BUSINESS & ECONOMICS
Released: May 3, 2016

"A hopeful and optimistic treatise that will surely be required reading for performing arts students."
A guidebook for aspiring performing artists to help them navigate the business side of showbiz. Read full book review >
DETROIT HUSTLE by Amy Haimerl
BIOGRAPHY & MEMOIR
Released: May 3, 2016

"An engaging and cautiously optimistic memoir of making a new life."
A journalist's account of how and why she took a chance on a new life and home-rehabilitation project in the down-and-out city of Detroit. Read full book review >
BEER MONEY by Frances Stroh
BIOGRAPHY & MEMOIR
Released: May 3, 2016

"A sorrowful, eye-opening examination of familial dysfunction."
Detroit's decadeslong public death spiral mirrors the steady dissolution of one of the city's most prominent clans: the Stroh family of brewers. Read full book review >

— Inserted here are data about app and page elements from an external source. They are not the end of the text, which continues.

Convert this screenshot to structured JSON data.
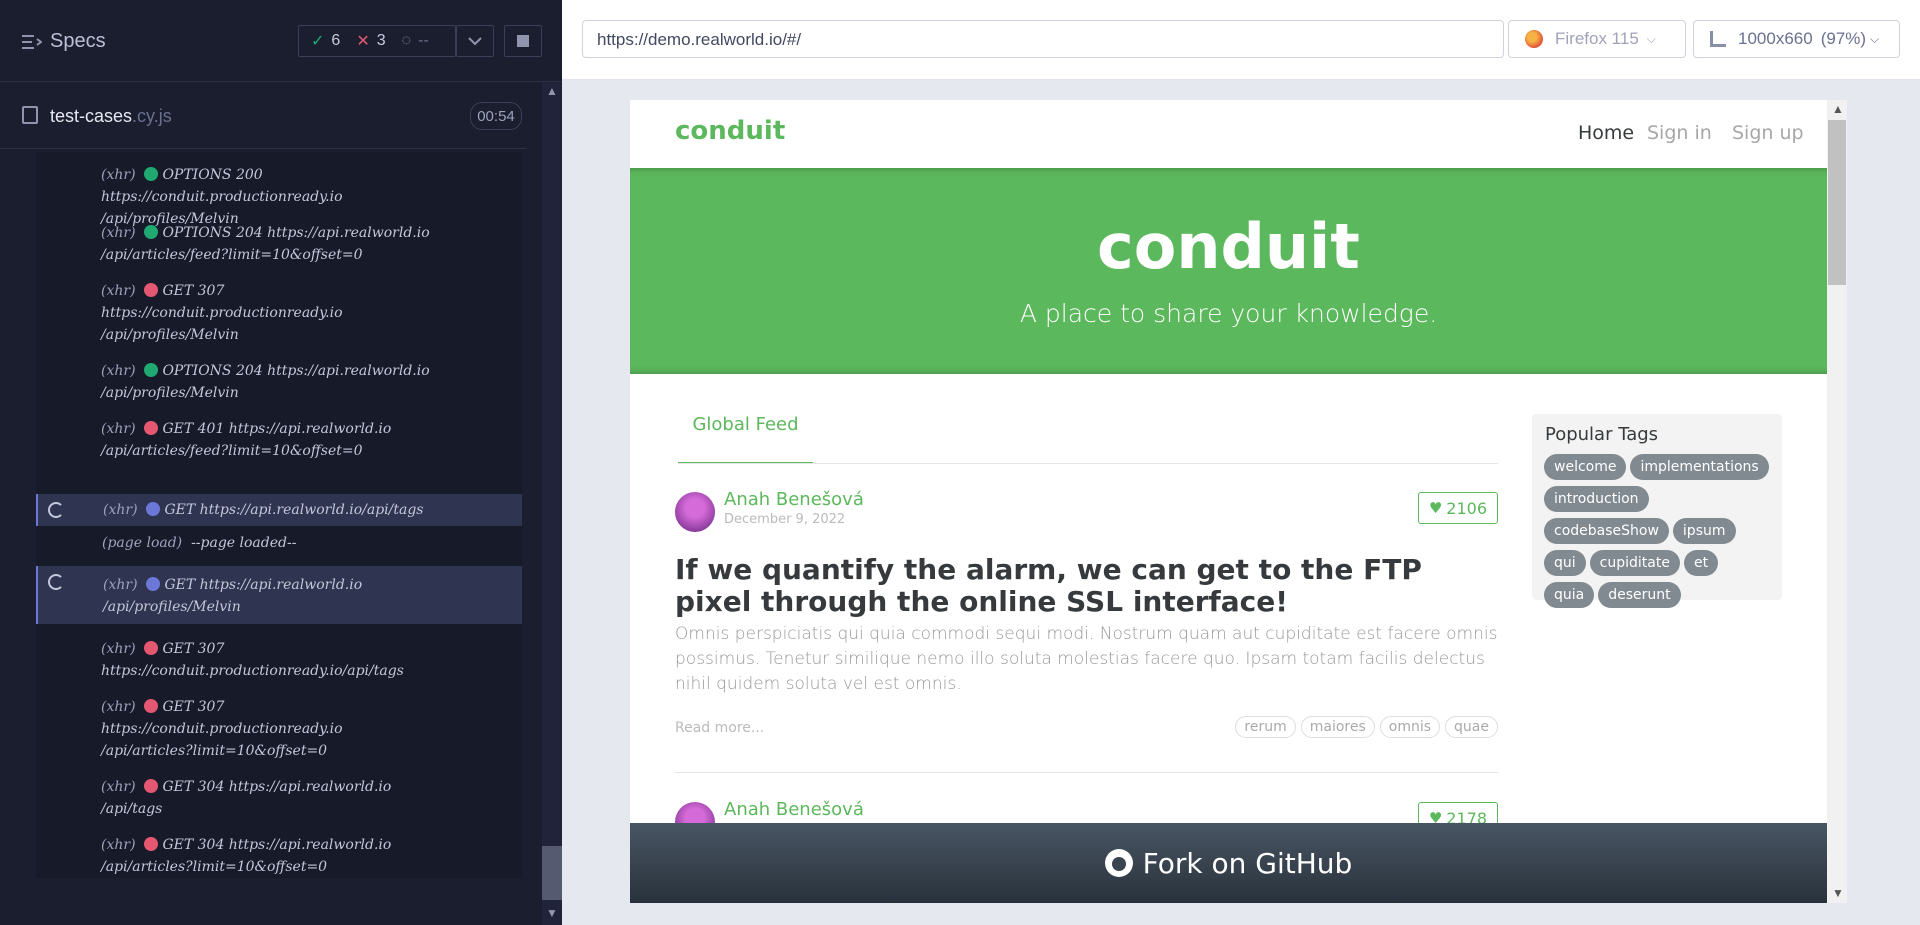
{
  "reporter": {
    "specs_label": "Specs",
    "passed": "6",
    "failed": "3",
    "pending": "--",
    "spec_name": "test-cases",
    "spec_ext": ".cy.js",
    "duration": "00:54",
    "log": [
      {
        "type": "(xhr)",
        "status": "green",
        "text": "OPTIONS 200",
        "line2": "https://conduit.productionready.io",
        "line3": "/api/profiles/Melvin"
      },
      {
        "type": "(xhr)",
        "status": "green",
        "text": "OPTIONS 204 https://api.realworld.io",
        "line2": "/api/articles/feed?limit=10&offset=0"
      },
      {
        "type": "(xhr)",
        "status": "red",
        "text": "GET 307",
        "line2": "https://conduit.productionready.io",
        "line3": "/api/profiles/Melvin"
      },
      {
        "type": "(xhr)",
        "status": "green",
        "text": "OPTIONS 204 https://api.realworld.io",
        "line2": "/api/profiles/Melvin"
      },
      {
        "type": "(xhr)",
        "status": "red",
        "text": "GET 401 https://api.realworld.io",
        "line2": "/api/articles/feed?limit=10&offset=0"
      },
      {
        "type": "(xhr)",
        "status": "blue",
        "text": "GET https://api.realworld.io/api/tags",
        "active": true
      },
      {
        "type": "(page load)",
        "status": "none",
        "text": "--page loaded--"
      },
      {
        "type": "(xhr)",
        "status": "blue",
        "text": "GET https://api.realworld.io",
        "line2": "/api/profiles/Melvin",
        "active": true
      },
      {
        "type": "(xhr)",
        "status": "red",
        "text": "GET 307",
        "line2": "https://conduit.productionready.io/api/tags"
      },
      {
        "type": "(xhr)",
        "status": "red",
        "text": "GET 307",
        "line2": "https://conduit.productionready.io",
        "line3": "/api/articles?limit=10&offset=0"
      },
      {
        "type": "(xhr)",
        "status": "red",
        "text": "GET 304 https://api.realworld.io",
        "line2": "/api/tags"
      },
      {
        "type": "(xhr)",
        "status": "red",
        "text": "GET 304 https://api.realworld.io",
        "line2": "/api/articles?limit=10&offset=0"
      }
    ]
  },
  "aut_header": {
    "url": "https://demo.realworld.io/#/",
    "browser": "Firefox 115",
    "viewport": "1000x660",
    "zoom": "(97%)"
  },
  "app": {
    "brand": "conduit",
    "nav": [
      "Home",
      "Sign in",
      "Sign up"
    ],
    "banner_title": "conduit",
    "banner_subtitle": "A place to share your knowledge.",
    "feed_tab": "Global Feed",
    "articles": [
      {
        "author": "Anah Benešová",
        "date": "December 9, 2022",
        "likes": "2106",
        "title": "If we quantify the alarm, we can get to the FTP pixel through the online SSL interface!",
        "description": "Omnis perspiciatis qui quia commodi sequi modi. Nostrum quam aut cupiditate est facere omnis possimus. Tenetur similique nemo illo soluta molestias facere quo. Ipsam totam facilis delectus nihil quidem soluta vel est omnis.",
        "read_more": "Read more...",
        "tags": [
          "rerum",
          "maiores",
          "omnis",
          "quae"
        ]
      },
      {
        "author": "Anah Benešová",
        "likes": "2178"
      }
    ],
    "popular_tags_title": "Popular Tags",
    "popular_tags": [
      "welcome",
      "implementations",
      "introduction",
      "codebaseShow",
      "ipsum",
      "qui",
      "cupiditate",
      "et",
      "quia",
      "deserunt"
    ],
    "fork_label": "Fork on GitHub"
  },
  "colors": {
    "brand_green": "#5cb85c",
    "reporter_bg": "#1b1e2e",
    "pass": "#1fa971",
    "fail": "#e45770",
    "active_blue": "#6b78d8"
  }
}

THE AUCTIONEER by Simon de Pury
BIOGRAPHY & MEMOIR
Released: May 3, 2016

"At times, the narrative reads like a gossip rag for the fabulously wealthy, but it's an enjoyable book that lets us live vicariously in the haut monde."
Renowned auctioneer de Pury presents a memoir full of gossip, anecdotes, and tales of the very, very rich. Read full book review >
GRIT by Angela Duckworth
BUSINESS & ECONOMICS
Released: May 3, 2016

"Not your grandpa's self-help book, but Duckworth's text is oddly encouraging, exhorting us to do better by trying harder, and a pleasure to read."
Gumption: it's not just for readers of Zen and the Art of Motorcycle Maintenance, as this debut book, blending anecdote and science, statistic and yarn, capably illustrates.Read full book review >
THE DOG MERCHANTS by Kim Kavin
BUSINESS & ECONOMICS
Released: May 2, 2016

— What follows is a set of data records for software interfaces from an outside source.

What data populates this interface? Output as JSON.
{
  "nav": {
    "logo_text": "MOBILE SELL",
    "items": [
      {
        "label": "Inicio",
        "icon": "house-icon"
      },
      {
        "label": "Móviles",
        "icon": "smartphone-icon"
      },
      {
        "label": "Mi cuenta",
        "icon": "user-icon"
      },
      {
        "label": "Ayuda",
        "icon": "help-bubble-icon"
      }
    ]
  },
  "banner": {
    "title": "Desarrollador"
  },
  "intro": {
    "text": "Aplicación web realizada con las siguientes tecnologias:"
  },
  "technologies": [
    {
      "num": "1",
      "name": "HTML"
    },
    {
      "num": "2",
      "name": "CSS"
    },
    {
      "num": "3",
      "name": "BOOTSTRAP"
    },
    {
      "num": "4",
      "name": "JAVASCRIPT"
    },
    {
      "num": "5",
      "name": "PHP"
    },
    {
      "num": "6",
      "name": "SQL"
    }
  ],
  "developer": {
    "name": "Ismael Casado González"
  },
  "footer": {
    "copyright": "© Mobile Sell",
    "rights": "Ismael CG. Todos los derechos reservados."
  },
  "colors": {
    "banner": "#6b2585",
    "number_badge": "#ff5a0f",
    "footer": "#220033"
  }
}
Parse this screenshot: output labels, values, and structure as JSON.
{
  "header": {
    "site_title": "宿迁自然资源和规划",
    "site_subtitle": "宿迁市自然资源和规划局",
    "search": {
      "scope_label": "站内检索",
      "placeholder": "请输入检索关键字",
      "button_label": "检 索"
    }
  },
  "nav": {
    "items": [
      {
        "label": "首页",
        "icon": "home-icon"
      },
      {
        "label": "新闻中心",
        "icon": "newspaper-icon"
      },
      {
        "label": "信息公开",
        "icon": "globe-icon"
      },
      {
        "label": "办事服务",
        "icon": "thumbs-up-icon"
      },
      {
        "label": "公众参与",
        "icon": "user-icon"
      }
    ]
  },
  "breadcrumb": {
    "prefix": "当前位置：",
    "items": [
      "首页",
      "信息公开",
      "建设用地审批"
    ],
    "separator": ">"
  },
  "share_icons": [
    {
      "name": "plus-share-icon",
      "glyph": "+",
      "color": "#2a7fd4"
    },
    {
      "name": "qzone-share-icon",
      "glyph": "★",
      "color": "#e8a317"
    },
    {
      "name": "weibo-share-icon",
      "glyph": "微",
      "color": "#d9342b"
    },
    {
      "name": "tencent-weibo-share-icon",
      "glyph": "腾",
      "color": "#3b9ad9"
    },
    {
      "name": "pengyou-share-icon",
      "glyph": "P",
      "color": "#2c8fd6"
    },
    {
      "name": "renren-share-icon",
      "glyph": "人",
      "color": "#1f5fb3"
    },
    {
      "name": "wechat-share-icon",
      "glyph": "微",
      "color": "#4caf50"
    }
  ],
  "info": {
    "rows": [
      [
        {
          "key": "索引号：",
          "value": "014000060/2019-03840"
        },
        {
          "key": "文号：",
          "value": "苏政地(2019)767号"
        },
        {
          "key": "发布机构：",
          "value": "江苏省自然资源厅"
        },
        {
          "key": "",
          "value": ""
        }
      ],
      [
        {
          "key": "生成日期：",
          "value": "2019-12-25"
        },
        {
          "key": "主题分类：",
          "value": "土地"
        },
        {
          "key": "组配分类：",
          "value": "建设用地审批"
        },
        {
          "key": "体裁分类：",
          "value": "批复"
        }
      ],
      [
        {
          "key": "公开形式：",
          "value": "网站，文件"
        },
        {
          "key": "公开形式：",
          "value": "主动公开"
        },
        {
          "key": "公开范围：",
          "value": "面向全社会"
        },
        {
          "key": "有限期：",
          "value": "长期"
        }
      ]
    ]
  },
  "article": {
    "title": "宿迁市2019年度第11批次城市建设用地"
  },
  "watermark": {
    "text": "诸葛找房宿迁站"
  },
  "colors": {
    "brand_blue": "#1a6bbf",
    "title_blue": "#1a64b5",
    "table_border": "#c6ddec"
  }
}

"A scathing indictment of an industry run amok; belongs on every pet lover's bookshelf."
A hard-hitting exploration of the idea of "dogs as a product." Read full book review >
UNEQUAL GAINS by Peter H. Lindert
BUSINESS & ECONOMICS
Released: May 1, 2016

"Some familiarity with economic principles will benefit readers, but its conclusions are both accessible and urgent."
A long-view look at a problem that has been vexing economists and policymakers lately—namely, financial and social inequality. Read full book review >
BUSINESS & ECONOMICS
Released: May 1, 2016

"An essential marketing manual for both the uninitiated and the experienced."
A guide to branded content that offers a newer, hipper version of "publish or perish." Read full book review >
SHOE DOG by Phil Knight
BIOGRAPHY & MEMOIR
Released: April 26, 2016

"By the numbers, to be sure, but students of business, for whom Nike is a well-established case study, may want to have this view straight from the source."
Nike mogul Knight charts the rise of his business empire, a world leader in athletic wear. Read full book review >
DETROIT RESURRECTED by Nathan Bomey
BUSINESS & ECONOMICS
Released: April 25, 2016

"An engaging reconstruction of Detroit's financial crisis and the broader implications of its comeback for other American cities."
A chronicle of the infamous bankruptcy of the Motor City, from financial mismanagement to rebirth. Read full book review >
Kirkus Interview
Jennifer Keishin Armstrong
author of SEINFELDIA
August 22, 2016

Jennifer Keishin Armstrong’s new bestseller Seinfeldia is the hilarious behind-the-scenes story of two guys who went out for coffee and dreamed up Seinfeld —the cultural sensation that changed television and bled into the real world. Comedians Larry David and Jerry Seinfeld never thought anyone would watch their silly little sitcom about a New York comedian sitting around talking to his friends. NBC executives didn’t think anyone would watch either, but they bought it anyway, hiding it away in the TV dead zone of summer. But against all odds, viewers began to watch, first a few and then many, until nine years later nearly 40 million Americans were tuning in weekly. In Seinfeldia, TV historian and entertainment writer Armstrong celebrates the creators and fans of this American television phenomenon, bringing readers behind-the-scenes of the show while it was on the air and into the world of devotees for whom it never stopped being relevant, a world where the Soup Nazi still spends his days saying “No soup for you!” “Armstrong’s intimate, breezy history is full of gossipy details, show trivia, and insights into how famous episodes came to be,” our reviewer writes. “Perfect for Seinfeldians and newcomers alike.” View video >